When it comes to Disk performance, Google is in a class of its own. Of course, Google has built the Google file system and therefore has a lot of experience in this field. Azure is lacking in this area when it comes to both performance and size in general.


Now when it comes to pricing (ofcourse pricing differs from region to region, in most cases where I did a price comparsion on straight pay-as-you-go I found that Google is the cheaper option. Of course when it comes to storage cost, AWS is the cheapest option with Azure behind but if we compare the IOPS and troughput we get on the same level there is some major differences between the different vendors.


So when it actually comes to Citrix Support and Public Cloud it is as of now, mostly support for AWS and Microsoft Azure from a provisioning perspective. Of course, they announced a lot of Google support as Synergy so that means that Citrix has 90 days to release some functionality or tech preview of the solution that they announce as well. Another issue with Google is that it as of now doesn’t have support for SD-WAN or Citrix NetScaler.
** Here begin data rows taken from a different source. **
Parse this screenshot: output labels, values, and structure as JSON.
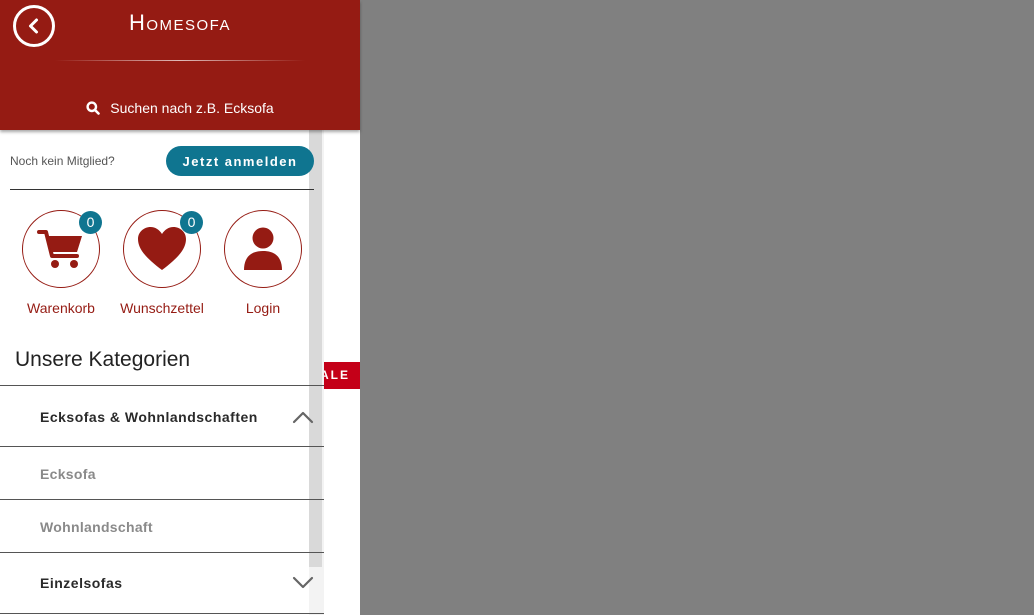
{
  "header": {
    "brand": "Homesofa",
    "search_placeholder": "Suchen nach z.B. Ecksofa"
  },
  "membership": {
    "prompt": "Noch kein Mitglied?",
    "signup_label": "Jetzt anmelden"
  },
  "quick_links": [
    {
      "label": "Warenkorb",
      "badge": "0",
      "icon": "cart-icon"
    },
    {
      "label": "Wunschzettel",
      "badge": "0",
      "icon": "heart-icon"
    },
    {
      "label": "Login",
      "icon": "user-icon"
    }
  ],
  "categories": {
    "heading": "Unsere Kategorien",
    "items": [
      {
        "label": "Ecksofas & Wohnlandschaften",
        "expanded": true,
        "icon": "chevron-up-icon"
      },
      {
        "label": "Ecksofa",
        "level": "sub"
      },
      {
        "label": "Wohnlandschaft",
        "level": "sub"
      },
      {
        "label": "Einzelsofas",
        "expanded": false,
        "icon": "chevron-down-icon"
      }
    ]
  },
  "background": {
    "sale_label": "ALE"
  },
  "colors": {
    "brand_red": "#951b13",
    "accent_blue": "#0f7590",
    "overlay": "#808080",
    "sale_red": "#c40018"
  }
}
This might be of course in order to get an appliance supported on cloud provider it is a long process to get a custom agent installed which the cloud provider framework uses to communicate with the appliance to get it certified in the marketplace.

Of course, all vendors have built-in identity solution and also (AWS with the latest SSO feature) to provider full SSO against a Citrix FAS environment using SAML. But again Citrix Cloud has some built-in Azure AD support both from a management perspective but also from an end-user perspective.


When it comes to running VDI in Public Cloud, Azure is the only logical choise as of now because of the current licensing restriction. Of course now in Azure you can use both EA and or CSP agreements to setup Windows 10 VDI enviroments in Microsoft Azure.


Now to summarize a bit of the content itself, as of now Microsoft Azure is the logical choice for Citrix deployment in Public Cloud. This also because many of the built-in integrations with Citrix and Azure such as MCS, Intune with NetScaler, Identity for end-users and the management plane but also from a licensing perspective since it allows you to run VDI. Also as mentioned earlier much of the Citrix Cloud backplane is running in Microsoft Azure (both using services such as Service Bus, and other components) but also the NGaaS service also consists of many Points of presence running in Microsoft Azure today. Combine this with customers which has Office365 (which also has better performance running in Microsoft Azure from a client perspective also gives a better performance boost.

AWS on the other hand, we have seen little investment from Citrix as of late. Of course the NetScaler team has been active to have the latest NetScaler AMI available but there hasn’t been alot of new documentation from the XenDesktop team to AWS. Might be because that AWS is focusing alot more on their own offerings with Workspaces and AppStream.

Now lastly I hope and think that Google Cloud will be the next big platform for Citrix, since they had some big announcements on Citrix Synergy and I’m a big fan of Coogle Cloud from a sysadmin perseptive, so just counting down.

Also I want to add some final comments, there are also other vendors which are now coming with support for public clouds from an storage and monitoring persepctive. Such as FSlogix, Liquidware and ControlUp which makes it easier as well to use combined with Citrix in a public cloud scenario.


Leave a Reply

Scroll to Top